- TASK TO COMPLETE
Copy the data as given. No line may be skipped.

- EXERCISE DATA
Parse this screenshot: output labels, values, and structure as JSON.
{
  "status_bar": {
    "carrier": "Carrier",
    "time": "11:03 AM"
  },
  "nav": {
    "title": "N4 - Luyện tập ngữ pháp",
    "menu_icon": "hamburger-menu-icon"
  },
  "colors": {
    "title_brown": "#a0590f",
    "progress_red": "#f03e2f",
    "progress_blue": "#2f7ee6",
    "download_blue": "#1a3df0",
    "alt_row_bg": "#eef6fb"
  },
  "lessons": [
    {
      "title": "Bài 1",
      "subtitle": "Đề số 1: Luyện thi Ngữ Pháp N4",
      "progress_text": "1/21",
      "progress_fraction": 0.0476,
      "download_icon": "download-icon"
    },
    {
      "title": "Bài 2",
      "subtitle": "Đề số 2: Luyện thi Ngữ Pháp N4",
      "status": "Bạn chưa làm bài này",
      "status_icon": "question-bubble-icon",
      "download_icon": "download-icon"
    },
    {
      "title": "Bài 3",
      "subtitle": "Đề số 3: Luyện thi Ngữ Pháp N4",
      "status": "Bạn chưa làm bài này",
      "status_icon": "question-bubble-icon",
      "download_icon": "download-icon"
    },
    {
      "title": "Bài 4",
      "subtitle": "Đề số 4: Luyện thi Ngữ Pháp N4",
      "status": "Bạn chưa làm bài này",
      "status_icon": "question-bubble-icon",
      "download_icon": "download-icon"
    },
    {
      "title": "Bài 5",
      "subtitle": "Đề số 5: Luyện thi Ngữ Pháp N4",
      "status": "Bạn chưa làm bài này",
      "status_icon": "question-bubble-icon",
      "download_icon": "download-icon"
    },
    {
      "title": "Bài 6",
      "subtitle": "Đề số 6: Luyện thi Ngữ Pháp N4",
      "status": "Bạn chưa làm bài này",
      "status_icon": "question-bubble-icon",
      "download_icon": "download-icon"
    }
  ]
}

- OUTPUT FOR THIS TASK
Parse this screenshot: output labels, values, and structure as JSON.
{
  "status_bar": {
    "carrier": "Carrier",
    "time": "11:03 AM"
  },
  "nav": {
    "title": "N4 - Luyện tập ngữ pháp",
    "menu_icon": "hamburger-menu-icon"
  },
  "colors": {
    "title_brown": "#a0590f",
    "progress_red": "#f03e2f",
    "progress_blue": "#2f7ee6",
    "download_blue": "#1a3df0",
    "alt_row_bg": "#eef6fb"
  },
  "lessons": [
    {
      "title": "Bài 1",
      "subtitle": "Đề số 1: Luyện thi Ngữ Pháp N4",
      "progress_text": "1/21",
      "progress_fraction": 0.0476,
      "download_icon": "download-icon"
    },
    {
      "title": "Bài 2",
      "subtitle": "Đề số 2: Luyện thi Ngữ Pháp N4",
      "status": "Bạn chưa làm bài này",
      "status_icon": "question-bubble-icon",
      "download_icon": "download-icon"
    },
    {
      "title": "Bài 3",
      "subtitle": "Đề số 3: Luyện thi Ngữ Pháp N4",
      "status": "Bạn chưa làm bài này",
      "status_icon": "question-bubble-icon",
      "download_icon": "download-icon"
    },
    {
      "title": "Bài 4",
      "subtitle": "Đề số 4: Luyện thi Ngữ Pháp N4",
      "status": "Bạn chưa làm bài này",
      "status_icon": "question-bubble-icon",
      "download_icon": "download-icon"
    },
    {
      "title": "Bài 5",
      "subtitle": "Đề số 5: Luyện thi Ngữ Pháp N4",
      "status": "Bạn chưa làm bài này",
      "status_icon": "question-bubble-icon",
      "download_icon": "download-icon"
    },
    {
      "title": "Bài 6",
      "subtitle": "Đề số 6: Luyện thi Ngữ Pháp N4",
      "status": "Bạn chưa làm bài này",
      "status_icon": "question-bubble-icon",
      "download_icon": "download-icon"
    }
  ]
}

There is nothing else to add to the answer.